Current charging infrastructure is far slower. A CHAdeMO can deliver up to 62.5 kW, the J1772 level 2 spec allows up to 19.2 kW charging, and the current Tesla Supercharger will pump power into a Model S at 120 kW. So the leap to 350 kW is a pretty huge jump.
Unfortunately, there’s currently nothing on the market that can handle that kind of power, with many cars limited to 50 kW charging to preserve battery life. The 2018 Nissan Leaf can take a maximum of 100 kW, and while Tesla’s Model 3 is rumored to be capable of charging at somewhere between 184 and 210 kW, it’s currently limited to around 100.
Mind you, Elon Musk doesn’t seem to be impressed by a 350-kW charger. When questioned in 2016 on whether Tesla’s Supercharger V3 would pack that kind of power, he tweeted
“A mere 350 kW … what are you referring to, a children’s toy?”
Recharging a battery at hyper-quick rates is no joke from a technical point of view. As “Electric” Terry Hershner explains concisely in our recent interview, “Filling up a lithium battery is a lot like filling an empty milk jug with a pressure washer. If it’s completely empty, you can squeeze that trigger and just blast it in there. But almost right away, you’ve gotta start backing off the pressure or the water will start foaming out – and that’s where you can get actual physical damage to the battery.”
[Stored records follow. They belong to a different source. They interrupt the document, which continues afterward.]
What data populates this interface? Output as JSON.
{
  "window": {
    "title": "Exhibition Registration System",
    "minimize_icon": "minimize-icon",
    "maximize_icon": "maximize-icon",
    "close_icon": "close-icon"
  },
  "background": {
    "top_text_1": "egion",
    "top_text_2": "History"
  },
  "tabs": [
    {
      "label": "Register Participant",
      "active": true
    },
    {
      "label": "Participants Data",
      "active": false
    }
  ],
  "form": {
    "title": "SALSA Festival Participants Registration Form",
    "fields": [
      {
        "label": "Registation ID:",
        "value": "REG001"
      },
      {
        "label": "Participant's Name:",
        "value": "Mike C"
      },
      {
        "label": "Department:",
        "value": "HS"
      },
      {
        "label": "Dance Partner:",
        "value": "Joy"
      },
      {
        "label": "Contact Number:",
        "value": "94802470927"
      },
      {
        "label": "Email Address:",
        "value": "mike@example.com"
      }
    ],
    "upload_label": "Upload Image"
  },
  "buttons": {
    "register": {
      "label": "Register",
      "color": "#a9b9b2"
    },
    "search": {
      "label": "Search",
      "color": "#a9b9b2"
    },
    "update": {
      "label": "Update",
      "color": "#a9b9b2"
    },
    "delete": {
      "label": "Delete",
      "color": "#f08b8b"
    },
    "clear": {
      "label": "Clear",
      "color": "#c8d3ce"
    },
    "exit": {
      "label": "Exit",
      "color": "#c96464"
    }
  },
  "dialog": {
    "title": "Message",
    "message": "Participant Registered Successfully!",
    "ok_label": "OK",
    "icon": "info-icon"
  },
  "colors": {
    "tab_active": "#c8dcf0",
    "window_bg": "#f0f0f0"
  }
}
The ability to accept ultra-fast charging is just another criterion on the list for battery developers to satisfy, alongside energy density, thermal stability, charge cycle life and many others. Indeed, charging batteries this fast can be just as deleterious to battery life as massive power output rates.
EVs can also reduce the emissions that add to environmental change and smog, improving public health, and reducing ecological damage. Charging your EV on sustainable power, for example, solar or wind minimizes these emissions even more.